>>>

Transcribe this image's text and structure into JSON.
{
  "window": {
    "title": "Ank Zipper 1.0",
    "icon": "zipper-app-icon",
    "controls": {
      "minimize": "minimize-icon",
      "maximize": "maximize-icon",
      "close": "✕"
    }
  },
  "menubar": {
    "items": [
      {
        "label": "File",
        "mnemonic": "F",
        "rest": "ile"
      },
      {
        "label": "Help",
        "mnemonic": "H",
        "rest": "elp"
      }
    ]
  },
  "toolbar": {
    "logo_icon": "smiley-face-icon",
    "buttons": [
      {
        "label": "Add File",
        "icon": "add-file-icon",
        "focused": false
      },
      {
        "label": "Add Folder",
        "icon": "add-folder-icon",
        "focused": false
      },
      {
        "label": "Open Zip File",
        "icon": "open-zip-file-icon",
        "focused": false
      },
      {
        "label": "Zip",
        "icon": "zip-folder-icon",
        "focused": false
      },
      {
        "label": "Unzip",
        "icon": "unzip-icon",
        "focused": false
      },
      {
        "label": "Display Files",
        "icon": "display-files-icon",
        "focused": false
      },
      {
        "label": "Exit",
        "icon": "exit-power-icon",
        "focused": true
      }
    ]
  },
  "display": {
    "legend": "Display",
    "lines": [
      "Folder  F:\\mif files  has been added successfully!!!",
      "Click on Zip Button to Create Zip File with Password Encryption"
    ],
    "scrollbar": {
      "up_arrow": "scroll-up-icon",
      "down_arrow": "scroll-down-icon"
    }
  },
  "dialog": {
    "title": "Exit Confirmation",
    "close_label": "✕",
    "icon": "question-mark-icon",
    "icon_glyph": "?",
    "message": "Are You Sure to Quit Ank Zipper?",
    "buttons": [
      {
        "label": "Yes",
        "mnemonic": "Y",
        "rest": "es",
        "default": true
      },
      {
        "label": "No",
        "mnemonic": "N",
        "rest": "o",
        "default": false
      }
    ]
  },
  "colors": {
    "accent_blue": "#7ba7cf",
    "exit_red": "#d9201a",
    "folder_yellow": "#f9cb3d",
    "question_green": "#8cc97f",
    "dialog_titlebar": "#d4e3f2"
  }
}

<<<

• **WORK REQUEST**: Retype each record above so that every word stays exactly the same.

• **RESULT OF THIS TASK**:
Transcribe this image's text and structure into JSON.
{
  "window": {
    "title": "Ank Zipper 1.0",
    "icon": "zipper-app-icon",
    "controls": {
      "minimize": "minimize-icon",
      "maximize": "maximize-icon",
      "close": "✕"
    }
  },
  "menubar": {
    "items": [
      {
        "label": "File",
        "mnemonic": "F",
        "rest": "ile"
      },
      {
        "label": "Help",
        "mnemonic": "H",
        "rest": "elp"
      }
    ]
  },
  "toolbar": {
    "logo_icon": "smiley-face-icon",
    "buttons": [
      {
        "label": "Add File",
        "icon": "add-file-icon",
        "focused": false
      },
      {
        "label": "Add Folder",
        "icon": "add-folder-icon",
        "focused": false
      },
      {
        "label": "Open Zip File",
        "icon": "open-zip-file-icon",
        "focused": false
      },
      {
        "label": "Zip",
        "icon": "zip-folder-icon",
        "focused": false
      },
      {
        "label": "Unzip",
        "icon": "unzip-icon",
        "focused": false
      },
      {
        "label": "Display Files",
        "icon": "display-files-icon",
        "focused": false
      },
      {
        "label": "Exit",
        "icon": "exit-power-icon",
        "focused": true
      }
    ]
  },
  "display": {
    "legend": "Display",
    "lines": [
      "Folder  F:\\mif files  has been added successfully!!!",
      "Click on Zip Button to Create Zip File with Password Encryption"
    ],
    "scrollbar": {
      "up_arrow": "scroll-up-icon",
      "down_arrow": "scroll-down-icon"
    }
  },
  "dialog": {
    "title": "Exit Confirmation",
    "close_label": "✕",
    "icon": "question-mark-icon",
    "icon_glyph": "?",
    "message": "Are You Sure to Quit Ank Zipper?",
    "buttons": [
      {
        "label": "Yes",
        "mnemonic": "Y",
        "rest": "es",
        "default": true
      },
      {
        "label": "No",
        "mnemonic": "N",
        "rest": "o",
        "default": false
      }
    ]
  },
  "colors": {
    "accent_blue": "#7ba7cf",
    "exit_red": "#d9201a",
    "folder_yellow": "#f9cb3d",
    "question_green": "#8cc97f",
    "dialog_titlebar": "#d4e3f2"
  }
}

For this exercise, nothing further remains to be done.